One of the world's most popular beverages originated in Africa when, legend has it, goats in the highlands of Ethiopia became agitated after consuming coffee berries. Informed of the news, nearby monks began to brew coffee to help them stay alert for prayer. Eventually, news about the wonderful beans spread to Arabia and later, the rest of the world. Coffee drinkers through the years have come up with myriad ways to enjoy the brew. Adding milk and sugar is a popular option.
Pour brewed coffee into a cup or mug. The more milk you want to add, the larger the cup should be.
Add sugar and stir.
Check to see if the coffee is cool enough to drink. Enjoy!
Make espresso according to your home machine directions. Most home machines require you to scoop roasted, ground beans into the press portion of the machine, add water to the water compartment, and let the espresso brew into a cup.
Heat milk to steaming. Some home espresso machines include a milk steaming compartment. If you have to heat the milk yourself, use a saucepan and bring the milk to the point where bubbles are just beginning to form around the edges of the pan. Whisk the milk until it is frothy.
Pour 1 to 1.5 ounces of espresso into the cup, then add the steamed, whisked milk.
Sweeten to taste.
Cafe au Lait
Brew coffee by the drip method (pouring hot water through the grounds once), or using a French coffee press (which involves adding water to freshly ground coffee, waiting a few minutes, adding more water, and pressing down on the grounds with a plunger).
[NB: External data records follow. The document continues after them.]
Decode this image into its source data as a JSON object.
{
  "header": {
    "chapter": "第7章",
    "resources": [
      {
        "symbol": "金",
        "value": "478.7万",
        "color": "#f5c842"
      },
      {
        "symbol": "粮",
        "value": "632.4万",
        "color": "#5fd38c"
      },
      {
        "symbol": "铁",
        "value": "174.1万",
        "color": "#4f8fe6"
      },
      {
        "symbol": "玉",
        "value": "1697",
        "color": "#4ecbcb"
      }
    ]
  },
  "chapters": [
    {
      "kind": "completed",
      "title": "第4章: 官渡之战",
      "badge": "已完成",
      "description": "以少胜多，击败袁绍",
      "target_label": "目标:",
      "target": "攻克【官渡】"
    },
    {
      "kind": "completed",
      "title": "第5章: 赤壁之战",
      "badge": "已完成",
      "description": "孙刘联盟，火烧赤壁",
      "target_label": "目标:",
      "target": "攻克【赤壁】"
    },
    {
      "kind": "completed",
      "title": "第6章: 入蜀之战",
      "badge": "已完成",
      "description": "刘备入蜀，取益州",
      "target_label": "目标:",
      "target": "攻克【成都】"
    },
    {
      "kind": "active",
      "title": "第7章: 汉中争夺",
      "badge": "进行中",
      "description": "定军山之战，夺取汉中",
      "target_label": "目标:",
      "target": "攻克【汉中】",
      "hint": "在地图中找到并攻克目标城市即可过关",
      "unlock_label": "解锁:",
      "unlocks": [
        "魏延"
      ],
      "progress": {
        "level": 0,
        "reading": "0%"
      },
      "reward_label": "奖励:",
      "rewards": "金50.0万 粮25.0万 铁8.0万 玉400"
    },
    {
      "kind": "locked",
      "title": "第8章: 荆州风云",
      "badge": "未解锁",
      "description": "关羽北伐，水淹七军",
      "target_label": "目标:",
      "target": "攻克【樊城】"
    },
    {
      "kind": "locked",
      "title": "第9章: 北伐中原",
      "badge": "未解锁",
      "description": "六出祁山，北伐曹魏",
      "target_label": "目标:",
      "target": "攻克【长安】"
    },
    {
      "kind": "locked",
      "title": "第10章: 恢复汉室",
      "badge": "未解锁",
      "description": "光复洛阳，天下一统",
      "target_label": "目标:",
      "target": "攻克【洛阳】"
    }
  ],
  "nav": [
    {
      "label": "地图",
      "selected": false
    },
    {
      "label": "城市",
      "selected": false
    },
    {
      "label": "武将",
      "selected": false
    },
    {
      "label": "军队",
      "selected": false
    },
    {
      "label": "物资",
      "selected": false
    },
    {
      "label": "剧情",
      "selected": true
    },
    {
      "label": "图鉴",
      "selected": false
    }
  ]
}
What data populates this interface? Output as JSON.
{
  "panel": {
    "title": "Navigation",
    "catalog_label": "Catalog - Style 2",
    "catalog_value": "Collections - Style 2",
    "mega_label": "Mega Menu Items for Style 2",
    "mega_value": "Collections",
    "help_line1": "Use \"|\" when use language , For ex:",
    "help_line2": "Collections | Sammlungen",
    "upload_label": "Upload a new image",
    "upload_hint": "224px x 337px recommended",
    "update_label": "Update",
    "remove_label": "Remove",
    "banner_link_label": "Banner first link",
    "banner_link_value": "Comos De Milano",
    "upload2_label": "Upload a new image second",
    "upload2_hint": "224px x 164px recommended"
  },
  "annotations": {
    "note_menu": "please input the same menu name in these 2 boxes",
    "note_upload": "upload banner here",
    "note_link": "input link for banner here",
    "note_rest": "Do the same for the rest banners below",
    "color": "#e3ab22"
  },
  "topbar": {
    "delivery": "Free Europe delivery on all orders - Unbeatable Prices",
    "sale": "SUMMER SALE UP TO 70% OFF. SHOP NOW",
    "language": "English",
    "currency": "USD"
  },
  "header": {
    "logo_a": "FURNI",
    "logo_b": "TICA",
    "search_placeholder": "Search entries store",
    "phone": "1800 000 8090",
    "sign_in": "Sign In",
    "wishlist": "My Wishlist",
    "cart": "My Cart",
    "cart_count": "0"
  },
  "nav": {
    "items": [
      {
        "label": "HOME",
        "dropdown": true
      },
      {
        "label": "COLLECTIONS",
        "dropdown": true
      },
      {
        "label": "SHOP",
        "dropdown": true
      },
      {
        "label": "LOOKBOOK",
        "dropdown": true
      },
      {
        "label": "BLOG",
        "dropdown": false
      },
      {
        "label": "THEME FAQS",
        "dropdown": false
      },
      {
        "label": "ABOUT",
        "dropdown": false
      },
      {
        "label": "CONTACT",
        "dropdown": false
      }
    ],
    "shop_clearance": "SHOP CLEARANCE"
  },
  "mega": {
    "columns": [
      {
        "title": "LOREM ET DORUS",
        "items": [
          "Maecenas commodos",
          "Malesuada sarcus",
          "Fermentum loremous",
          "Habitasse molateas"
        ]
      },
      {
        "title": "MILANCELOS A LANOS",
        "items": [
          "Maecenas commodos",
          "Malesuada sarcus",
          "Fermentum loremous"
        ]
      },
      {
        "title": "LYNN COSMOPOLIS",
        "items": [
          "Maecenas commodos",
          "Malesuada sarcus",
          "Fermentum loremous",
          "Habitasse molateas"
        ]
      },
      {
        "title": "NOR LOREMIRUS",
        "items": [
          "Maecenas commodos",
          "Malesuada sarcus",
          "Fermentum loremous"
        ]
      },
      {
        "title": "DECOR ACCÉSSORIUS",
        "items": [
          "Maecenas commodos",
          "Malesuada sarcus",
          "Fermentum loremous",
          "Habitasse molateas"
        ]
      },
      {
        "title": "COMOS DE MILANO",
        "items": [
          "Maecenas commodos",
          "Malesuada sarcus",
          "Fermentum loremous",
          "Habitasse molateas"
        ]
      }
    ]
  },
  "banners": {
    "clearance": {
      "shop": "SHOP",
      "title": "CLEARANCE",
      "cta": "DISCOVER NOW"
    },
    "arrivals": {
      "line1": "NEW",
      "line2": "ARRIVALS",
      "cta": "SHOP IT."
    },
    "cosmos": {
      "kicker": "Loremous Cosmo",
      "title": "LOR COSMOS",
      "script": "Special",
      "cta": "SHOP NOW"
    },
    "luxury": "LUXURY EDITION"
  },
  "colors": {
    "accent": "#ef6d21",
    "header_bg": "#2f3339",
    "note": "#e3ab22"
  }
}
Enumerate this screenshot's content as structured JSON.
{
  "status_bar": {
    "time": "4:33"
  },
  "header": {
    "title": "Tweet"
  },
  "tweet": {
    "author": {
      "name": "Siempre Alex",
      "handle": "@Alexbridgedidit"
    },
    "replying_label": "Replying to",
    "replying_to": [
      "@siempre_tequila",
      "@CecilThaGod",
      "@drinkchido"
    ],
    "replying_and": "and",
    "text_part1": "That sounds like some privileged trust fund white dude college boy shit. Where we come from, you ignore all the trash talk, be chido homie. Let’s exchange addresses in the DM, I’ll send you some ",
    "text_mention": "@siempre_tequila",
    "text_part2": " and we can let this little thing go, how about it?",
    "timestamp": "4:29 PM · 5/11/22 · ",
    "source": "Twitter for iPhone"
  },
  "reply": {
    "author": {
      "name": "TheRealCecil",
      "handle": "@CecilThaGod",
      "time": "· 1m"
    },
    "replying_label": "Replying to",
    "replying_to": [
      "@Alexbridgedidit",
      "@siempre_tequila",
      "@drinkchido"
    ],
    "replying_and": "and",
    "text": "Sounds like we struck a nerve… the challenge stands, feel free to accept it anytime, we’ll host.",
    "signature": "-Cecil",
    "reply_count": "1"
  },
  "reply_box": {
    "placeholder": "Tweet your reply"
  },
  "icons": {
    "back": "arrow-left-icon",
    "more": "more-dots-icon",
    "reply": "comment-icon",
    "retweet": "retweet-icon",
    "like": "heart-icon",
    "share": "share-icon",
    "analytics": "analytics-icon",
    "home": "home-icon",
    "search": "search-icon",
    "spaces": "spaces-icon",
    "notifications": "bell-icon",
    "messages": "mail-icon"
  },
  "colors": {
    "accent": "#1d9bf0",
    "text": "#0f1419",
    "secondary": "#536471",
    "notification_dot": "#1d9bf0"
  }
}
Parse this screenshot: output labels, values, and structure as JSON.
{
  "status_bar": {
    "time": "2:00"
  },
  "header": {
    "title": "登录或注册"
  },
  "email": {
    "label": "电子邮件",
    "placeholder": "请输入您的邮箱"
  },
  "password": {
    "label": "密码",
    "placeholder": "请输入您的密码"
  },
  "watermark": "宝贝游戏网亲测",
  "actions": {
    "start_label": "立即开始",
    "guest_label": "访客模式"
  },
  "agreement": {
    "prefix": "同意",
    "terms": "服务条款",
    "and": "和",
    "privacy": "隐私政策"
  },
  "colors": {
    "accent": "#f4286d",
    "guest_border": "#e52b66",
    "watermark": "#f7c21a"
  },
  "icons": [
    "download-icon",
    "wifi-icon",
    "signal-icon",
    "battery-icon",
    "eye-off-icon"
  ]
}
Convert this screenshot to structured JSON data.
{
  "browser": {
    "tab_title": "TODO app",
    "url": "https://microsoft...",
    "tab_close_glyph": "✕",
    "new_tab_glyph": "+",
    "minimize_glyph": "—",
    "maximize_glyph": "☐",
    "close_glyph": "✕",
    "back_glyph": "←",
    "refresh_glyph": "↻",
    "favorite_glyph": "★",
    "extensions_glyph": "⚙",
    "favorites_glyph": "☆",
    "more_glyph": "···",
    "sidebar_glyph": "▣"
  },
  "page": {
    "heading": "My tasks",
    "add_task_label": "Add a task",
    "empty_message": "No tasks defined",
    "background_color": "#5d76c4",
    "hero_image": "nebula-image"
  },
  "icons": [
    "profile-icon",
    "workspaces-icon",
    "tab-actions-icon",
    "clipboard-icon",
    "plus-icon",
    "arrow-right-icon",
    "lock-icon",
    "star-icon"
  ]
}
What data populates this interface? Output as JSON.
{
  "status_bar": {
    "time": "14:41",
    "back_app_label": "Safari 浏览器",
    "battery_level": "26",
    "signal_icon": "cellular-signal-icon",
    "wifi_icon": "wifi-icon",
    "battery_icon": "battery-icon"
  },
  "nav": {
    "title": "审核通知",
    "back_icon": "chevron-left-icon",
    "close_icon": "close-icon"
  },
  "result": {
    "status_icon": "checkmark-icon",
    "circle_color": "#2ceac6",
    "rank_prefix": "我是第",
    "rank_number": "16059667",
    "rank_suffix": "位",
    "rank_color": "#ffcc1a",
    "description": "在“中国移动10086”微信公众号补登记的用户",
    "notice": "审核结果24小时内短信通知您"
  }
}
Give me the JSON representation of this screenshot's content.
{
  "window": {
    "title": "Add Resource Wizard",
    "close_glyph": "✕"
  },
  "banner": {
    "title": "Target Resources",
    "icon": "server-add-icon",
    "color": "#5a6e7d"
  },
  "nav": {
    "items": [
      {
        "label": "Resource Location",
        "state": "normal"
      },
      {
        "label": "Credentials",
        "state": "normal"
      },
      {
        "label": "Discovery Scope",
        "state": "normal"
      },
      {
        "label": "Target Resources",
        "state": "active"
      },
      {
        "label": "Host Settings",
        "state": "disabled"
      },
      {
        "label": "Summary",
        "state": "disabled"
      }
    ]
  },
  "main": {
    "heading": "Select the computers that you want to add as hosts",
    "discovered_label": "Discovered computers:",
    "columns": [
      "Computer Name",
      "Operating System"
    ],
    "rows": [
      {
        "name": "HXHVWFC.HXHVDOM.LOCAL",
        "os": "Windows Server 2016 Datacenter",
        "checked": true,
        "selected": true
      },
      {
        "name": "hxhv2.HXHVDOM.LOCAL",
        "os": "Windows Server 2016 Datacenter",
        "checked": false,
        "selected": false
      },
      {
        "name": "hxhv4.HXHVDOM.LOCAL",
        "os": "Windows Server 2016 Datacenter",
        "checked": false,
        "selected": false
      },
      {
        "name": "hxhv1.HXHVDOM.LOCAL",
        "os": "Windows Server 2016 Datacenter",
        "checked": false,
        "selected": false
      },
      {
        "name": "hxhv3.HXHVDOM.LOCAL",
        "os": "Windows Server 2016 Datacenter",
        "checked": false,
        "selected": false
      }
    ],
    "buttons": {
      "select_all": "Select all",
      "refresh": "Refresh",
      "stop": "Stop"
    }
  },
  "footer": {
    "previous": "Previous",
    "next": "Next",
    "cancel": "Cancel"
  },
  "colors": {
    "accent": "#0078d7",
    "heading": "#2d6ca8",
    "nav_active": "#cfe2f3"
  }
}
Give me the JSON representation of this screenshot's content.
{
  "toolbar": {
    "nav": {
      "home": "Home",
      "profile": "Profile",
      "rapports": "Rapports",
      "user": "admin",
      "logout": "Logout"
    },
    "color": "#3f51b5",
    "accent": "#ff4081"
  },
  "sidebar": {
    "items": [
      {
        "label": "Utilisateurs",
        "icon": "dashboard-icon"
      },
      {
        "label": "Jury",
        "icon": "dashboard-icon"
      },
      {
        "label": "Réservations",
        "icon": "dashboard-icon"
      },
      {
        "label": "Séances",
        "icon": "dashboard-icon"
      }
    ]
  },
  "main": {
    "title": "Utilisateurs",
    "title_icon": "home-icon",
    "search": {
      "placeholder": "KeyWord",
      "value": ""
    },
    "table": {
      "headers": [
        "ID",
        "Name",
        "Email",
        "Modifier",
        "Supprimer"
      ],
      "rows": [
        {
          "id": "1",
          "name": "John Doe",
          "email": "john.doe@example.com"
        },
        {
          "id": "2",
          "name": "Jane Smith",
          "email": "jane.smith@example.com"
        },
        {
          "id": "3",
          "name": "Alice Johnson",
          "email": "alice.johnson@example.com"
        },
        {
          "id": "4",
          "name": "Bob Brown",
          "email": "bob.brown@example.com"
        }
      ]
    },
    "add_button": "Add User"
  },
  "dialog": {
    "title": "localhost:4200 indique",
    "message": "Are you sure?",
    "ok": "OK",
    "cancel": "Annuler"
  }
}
Heat milk until bubbles just form around the edges of the surface.
Pour the coffee into a mug or bowl and add as much hot milk as you like.
Add sugar to complete the beverage. Drink it and/or dip breakfast pastries in it before eating.
Use heavy cream or half-and-half instead of milk in American coffee for richer flavor.
Use unrefined sugar for a slightly different flavor profile.
Flavored coffees come from whole beans flavored with fruit, nut, chocolate and other essences. These coffees add depth and dimension to the drinking experience. Adding sugar and/or milk to them adds layers to the experience.
Hot coffee can burn skin, lips and tongue. Be careful when pouring and drinking the brew.
D. Laverne O'Neal, an Ivy League graduate, published her first article in 1997. A former theater, dance and music critic for such publications as the "Oakland Tribune" and Gannett Newspapers, she started her Web-writing career during the dot-com heyday. O'Neal also translates and edits French and Spanish. Her strongest interests are the performing arts, design, food, health, personal finance and personal growth.